How do you get ahead in the workplace?
Some people over-deliver on projects they are assigned, hoping to be recognized with increased pay or a promotion. Others look for inefficiencies in the company that can serve as new leadership opportunities. Still, some employees favor becoming a voice of the brand, writing external-facing articles and speaking at industry events on behalf of their organizations. However you choose to pursue advancing your career, chances are you spend a good deal of your working hours on those efforts. For ambitious individuals, this is what separates you from the average worker who, as George Carlin famously commented, “works just hard enough not to get fired, and gets paid just enough not to quit.”
But what if I were to tell you that you can make a much bigger impact on your career outside of the office? Today, that probably doesn’t surprise you, with everyone constantly connected to work email and the “traditional” 9-to-5 schedule being all but abolished. However, I’m not suggesting that you should work more on, well, work. I’m suggesting that you should focus on improving yourself in your spare time as a way to enhance your career potential. Of course, maximizing your productivity for your employer, and being a high-level performer are both extremely important components to success. But they can’t be the only ones. With that idea in mind, here are three ways you can improve your career in your free time:
1. Pick up a hobby. This might sound simple, but you’d be amazed at how many people don’t have a creative outlet away from the workplace. With long working hours, family obligations, and all of the other time-constraints we have in our day-to-day, finding time to do something you enjoy can get lost in the shuffle. But it’s important to make sure that doesn’t happen. Having a creative hobby is a way to relieve stress, increase overall happiness, and find new meaning in your work. For me, having a hobby of performing comedy gave me new skills like listening, working an audience, and being observant. These were all transferable to my job as a marketer. At the beginning, I didn’t see the correlation, but by stretching creative muscles outside of work, I improved my career almost by accident.
2. Write. The biggest issue I find with smart people I work with is that they struggle to communicate their ideas or expertise. That isn’t to say that they don’t have the capacity to do so, it’s just difficult for them. So I suggest to everyone that they make a habit of writing. Even a couple of paragraphs a day is enough to improve your ability to put ideas on paper. Ideally, this can result in blogs about your field of expertise that can enhance your personal brand within your industry. But, it doesn’t have to be. Perhaps you see a movie that makes you think, or have an engaging conversation with a friend that sparks some line of thought. Writing your ideas down is a metaphor for putting action behind them.

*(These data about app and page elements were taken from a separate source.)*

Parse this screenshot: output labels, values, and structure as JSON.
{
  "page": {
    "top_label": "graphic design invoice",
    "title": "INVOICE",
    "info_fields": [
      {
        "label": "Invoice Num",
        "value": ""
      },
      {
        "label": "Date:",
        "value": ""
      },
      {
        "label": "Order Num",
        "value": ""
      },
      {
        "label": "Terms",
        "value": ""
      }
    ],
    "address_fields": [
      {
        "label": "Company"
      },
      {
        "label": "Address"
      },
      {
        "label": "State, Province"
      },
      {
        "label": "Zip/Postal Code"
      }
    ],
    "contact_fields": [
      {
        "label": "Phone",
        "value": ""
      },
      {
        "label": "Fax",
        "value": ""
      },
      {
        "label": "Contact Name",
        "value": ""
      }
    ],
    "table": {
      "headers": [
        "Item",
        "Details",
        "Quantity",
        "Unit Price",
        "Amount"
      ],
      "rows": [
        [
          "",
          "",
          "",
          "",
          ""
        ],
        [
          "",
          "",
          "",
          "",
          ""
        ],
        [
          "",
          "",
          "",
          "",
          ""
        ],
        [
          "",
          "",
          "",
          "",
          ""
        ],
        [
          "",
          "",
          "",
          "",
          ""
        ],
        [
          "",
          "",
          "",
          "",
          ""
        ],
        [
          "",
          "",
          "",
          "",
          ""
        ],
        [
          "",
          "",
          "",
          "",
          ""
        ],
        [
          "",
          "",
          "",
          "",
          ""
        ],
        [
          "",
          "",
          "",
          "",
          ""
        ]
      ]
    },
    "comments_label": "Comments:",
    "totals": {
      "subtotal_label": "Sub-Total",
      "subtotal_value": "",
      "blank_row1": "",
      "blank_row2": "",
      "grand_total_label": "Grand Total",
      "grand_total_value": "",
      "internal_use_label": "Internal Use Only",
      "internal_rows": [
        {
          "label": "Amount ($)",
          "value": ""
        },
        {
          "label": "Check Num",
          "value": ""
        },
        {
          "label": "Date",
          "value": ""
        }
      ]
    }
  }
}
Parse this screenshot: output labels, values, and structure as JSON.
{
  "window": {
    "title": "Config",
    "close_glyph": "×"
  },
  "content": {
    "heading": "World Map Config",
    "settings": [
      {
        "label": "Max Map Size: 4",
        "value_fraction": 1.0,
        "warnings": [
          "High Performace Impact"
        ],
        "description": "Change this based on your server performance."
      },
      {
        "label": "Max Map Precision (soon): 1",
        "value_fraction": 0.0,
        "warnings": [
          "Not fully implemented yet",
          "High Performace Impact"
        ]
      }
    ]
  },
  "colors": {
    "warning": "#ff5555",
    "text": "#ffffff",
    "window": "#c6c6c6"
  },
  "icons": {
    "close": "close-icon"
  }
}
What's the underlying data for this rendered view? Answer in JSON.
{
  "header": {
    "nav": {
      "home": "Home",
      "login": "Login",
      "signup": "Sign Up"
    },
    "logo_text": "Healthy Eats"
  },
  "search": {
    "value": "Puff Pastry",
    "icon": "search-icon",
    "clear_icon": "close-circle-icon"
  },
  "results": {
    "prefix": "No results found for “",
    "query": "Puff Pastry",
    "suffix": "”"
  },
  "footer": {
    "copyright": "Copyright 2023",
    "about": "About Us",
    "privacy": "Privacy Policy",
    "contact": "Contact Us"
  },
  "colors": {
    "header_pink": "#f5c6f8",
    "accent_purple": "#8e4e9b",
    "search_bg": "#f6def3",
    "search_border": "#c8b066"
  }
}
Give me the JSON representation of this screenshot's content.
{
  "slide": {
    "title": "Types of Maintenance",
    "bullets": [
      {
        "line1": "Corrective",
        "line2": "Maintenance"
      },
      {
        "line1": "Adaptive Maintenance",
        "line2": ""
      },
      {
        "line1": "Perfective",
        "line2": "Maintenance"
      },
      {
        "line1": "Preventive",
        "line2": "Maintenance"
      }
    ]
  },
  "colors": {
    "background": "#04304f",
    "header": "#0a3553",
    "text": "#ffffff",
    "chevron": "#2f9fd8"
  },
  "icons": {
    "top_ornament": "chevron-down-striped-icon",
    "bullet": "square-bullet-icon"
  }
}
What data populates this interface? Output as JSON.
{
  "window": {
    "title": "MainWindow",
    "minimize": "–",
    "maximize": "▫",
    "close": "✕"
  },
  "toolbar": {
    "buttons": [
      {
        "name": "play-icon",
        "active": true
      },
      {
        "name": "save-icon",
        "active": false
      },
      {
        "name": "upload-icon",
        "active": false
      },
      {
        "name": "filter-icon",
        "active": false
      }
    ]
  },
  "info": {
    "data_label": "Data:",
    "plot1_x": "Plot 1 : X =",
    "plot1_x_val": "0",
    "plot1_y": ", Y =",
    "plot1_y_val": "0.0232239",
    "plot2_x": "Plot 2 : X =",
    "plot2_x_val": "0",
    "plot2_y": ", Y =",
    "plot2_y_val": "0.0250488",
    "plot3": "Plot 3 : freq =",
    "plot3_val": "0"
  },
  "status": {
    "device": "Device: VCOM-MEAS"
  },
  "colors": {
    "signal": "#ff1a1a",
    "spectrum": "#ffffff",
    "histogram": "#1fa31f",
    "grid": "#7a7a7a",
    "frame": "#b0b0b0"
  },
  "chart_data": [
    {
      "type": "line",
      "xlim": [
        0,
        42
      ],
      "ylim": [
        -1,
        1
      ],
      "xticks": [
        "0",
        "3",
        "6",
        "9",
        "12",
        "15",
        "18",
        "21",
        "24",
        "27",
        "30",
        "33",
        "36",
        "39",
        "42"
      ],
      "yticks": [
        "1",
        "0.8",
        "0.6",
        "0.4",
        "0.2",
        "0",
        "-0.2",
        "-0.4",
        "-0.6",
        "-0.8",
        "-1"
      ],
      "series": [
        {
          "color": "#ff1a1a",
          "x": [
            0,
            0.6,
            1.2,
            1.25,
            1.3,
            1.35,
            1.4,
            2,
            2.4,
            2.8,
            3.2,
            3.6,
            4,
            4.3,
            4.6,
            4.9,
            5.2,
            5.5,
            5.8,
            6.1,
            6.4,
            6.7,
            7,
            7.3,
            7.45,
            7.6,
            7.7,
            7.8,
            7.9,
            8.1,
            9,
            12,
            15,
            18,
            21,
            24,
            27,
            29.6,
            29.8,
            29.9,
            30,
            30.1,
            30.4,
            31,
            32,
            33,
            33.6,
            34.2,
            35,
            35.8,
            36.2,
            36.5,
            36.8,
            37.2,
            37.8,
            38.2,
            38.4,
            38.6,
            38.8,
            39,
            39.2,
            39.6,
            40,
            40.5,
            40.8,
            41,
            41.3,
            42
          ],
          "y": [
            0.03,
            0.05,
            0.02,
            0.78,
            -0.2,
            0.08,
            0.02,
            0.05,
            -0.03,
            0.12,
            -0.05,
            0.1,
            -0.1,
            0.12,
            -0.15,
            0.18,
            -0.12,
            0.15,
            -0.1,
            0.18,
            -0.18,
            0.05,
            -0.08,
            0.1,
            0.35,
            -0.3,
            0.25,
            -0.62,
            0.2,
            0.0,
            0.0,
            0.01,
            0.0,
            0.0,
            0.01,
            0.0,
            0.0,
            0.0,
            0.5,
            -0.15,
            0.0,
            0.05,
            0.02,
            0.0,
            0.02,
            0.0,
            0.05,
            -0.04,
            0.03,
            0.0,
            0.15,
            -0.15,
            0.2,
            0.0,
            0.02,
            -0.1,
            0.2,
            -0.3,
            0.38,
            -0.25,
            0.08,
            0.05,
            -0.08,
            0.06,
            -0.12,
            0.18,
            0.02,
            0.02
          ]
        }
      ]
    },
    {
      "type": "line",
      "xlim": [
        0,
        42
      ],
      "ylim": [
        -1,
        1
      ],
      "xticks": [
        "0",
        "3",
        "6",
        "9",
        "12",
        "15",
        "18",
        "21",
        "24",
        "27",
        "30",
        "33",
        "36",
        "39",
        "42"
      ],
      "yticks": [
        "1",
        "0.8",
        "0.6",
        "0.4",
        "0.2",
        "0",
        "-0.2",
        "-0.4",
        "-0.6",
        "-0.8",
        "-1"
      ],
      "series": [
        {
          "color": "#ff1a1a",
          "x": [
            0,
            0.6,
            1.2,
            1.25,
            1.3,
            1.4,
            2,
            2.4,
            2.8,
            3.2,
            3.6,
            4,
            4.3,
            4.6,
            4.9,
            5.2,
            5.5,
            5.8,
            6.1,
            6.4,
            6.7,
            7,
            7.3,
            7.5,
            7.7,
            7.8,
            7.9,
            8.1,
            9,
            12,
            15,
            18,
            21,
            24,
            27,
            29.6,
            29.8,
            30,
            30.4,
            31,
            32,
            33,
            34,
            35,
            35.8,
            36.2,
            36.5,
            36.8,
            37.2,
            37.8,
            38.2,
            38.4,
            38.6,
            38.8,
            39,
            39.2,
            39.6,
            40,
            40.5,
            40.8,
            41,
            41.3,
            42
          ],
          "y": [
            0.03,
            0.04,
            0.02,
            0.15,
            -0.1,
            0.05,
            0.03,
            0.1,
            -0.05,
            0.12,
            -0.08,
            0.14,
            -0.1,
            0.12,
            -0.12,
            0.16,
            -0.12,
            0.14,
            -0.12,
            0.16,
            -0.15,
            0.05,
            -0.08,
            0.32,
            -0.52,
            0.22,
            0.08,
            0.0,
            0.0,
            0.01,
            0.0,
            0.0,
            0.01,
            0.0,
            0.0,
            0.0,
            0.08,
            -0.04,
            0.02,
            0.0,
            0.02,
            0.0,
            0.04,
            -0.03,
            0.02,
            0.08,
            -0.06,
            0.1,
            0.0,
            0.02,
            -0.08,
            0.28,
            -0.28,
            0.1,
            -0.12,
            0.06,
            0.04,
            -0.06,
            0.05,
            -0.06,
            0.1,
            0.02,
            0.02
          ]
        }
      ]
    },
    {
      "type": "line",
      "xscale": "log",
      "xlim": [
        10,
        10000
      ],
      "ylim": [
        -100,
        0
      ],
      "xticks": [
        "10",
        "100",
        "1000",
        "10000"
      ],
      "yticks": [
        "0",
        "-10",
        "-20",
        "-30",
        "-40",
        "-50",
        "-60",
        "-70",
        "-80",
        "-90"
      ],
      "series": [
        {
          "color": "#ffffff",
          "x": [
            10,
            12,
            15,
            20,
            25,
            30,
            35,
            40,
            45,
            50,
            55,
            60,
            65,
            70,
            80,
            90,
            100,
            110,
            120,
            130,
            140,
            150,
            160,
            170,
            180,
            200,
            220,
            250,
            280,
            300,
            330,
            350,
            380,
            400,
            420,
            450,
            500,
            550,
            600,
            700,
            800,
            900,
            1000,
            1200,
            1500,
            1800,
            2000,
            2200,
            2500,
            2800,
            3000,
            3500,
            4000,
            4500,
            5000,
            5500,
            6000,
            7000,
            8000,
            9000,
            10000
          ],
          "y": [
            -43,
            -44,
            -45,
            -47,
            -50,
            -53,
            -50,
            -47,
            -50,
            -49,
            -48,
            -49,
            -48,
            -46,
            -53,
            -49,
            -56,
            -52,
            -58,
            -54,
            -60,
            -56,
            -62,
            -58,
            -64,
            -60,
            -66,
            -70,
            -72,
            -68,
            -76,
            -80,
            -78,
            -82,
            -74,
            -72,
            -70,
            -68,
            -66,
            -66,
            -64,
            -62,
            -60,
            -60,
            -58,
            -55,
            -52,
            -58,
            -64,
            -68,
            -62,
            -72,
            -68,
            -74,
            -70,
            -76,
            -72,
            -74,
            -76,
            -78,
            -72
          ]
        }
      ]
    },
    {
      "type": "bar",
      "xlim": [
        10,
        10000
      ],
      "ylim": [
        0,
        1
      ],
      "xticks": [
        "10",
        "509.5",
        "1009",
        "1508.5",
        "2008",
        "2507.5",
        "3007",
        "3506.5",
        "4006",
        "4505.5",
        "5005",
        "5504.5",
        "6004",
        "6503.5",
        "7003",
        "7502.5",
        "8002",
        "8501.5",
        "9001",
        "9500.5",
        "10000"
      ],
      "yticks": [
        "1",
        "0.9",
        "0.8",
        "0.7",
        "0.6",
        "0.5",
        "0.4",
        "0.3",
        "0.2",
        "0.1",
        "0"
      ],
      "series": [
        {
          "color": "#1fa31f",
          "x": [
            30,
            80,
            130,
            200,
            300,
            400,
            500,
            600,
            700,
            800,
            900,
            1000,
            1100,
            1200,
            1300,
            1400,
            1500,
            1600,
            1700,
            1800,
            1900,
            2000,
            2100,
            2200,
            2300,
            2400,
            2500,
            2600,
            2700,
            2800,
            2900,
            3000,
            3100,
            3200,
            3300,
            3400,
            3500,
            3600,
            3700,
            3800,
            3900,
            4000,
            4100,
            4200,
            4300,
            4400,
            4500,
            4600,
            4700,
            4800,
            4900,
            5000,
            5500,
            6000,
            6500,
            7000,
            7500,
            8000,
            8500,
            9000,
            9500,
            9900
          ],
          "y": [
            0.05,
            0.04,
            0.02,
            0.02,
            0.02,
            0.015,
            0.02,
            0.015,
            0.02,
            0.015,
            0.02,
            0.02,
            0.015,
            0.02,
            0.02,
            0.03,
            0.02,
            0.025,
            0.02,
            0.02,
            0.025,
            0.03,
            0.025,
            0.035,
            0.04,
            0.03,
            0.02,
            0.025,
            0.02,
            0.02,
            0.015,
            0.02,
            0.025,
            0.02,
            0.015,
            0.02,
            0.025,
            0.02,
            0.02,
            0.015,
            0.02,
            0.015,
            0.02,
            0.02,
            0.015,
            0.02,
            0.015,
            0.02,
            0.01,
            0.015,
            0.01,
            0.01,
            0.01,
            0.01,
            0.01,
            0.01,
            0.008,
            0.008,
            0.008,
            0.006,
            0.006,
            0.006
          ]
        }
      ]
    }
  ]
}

It’s about stretching the creative muscle you aren’t used to using, remember?
3. Do something new once a month. The time-threshold here is arbitrary. What I mean is that you should make sure to incorporate something into your life that is either unusual, new, or takes you out of your comfort zone. And to do so on a regular basis. Perhaps that means taking a yoga class, or eating a new food, or even buying a Rosetta Stone and learning a different language. I’m a comedian, so you’ll have to bare with me as many of my quotes come from comedic minds. This one is particularly applicable. Del Close, the father of long-form improv, once said, “The job of the improviser is to lead an interesting life and share it with others on stage.” I think the same is true for everyone. By doing something new and exciting, you create an opportunity to grow and adapt. You also make yourself more interesting, which in turn, will make you a more desirable person to work with. Think about the people in your office, don’t you tend to gravitate toward those who have interesting stories from the weekend? And I’m not talking about how they went out and had too many drinks, though those stories are good too. People still run organizations, if you want to get ahead you have to be the type that they are going to like spending time with.
There are a number of other ways you can spend your time improving yourself and your career, but hopefully these can get you started in the right direction. Ultimately, it’s about focusing on how you can make yourself a more interesting and well-rounded individual, so you can bring those experiences and skills into the workplace. Absolutely, this starts with focusing your energy on doing a good job for your company. But, I suspect if you expend energy to make yourself happier and give yourself an opportunity to grow outside of work, you will reap the benefits in the office as well.
What do you do to constantly improve? Share your ideas in the comment section below!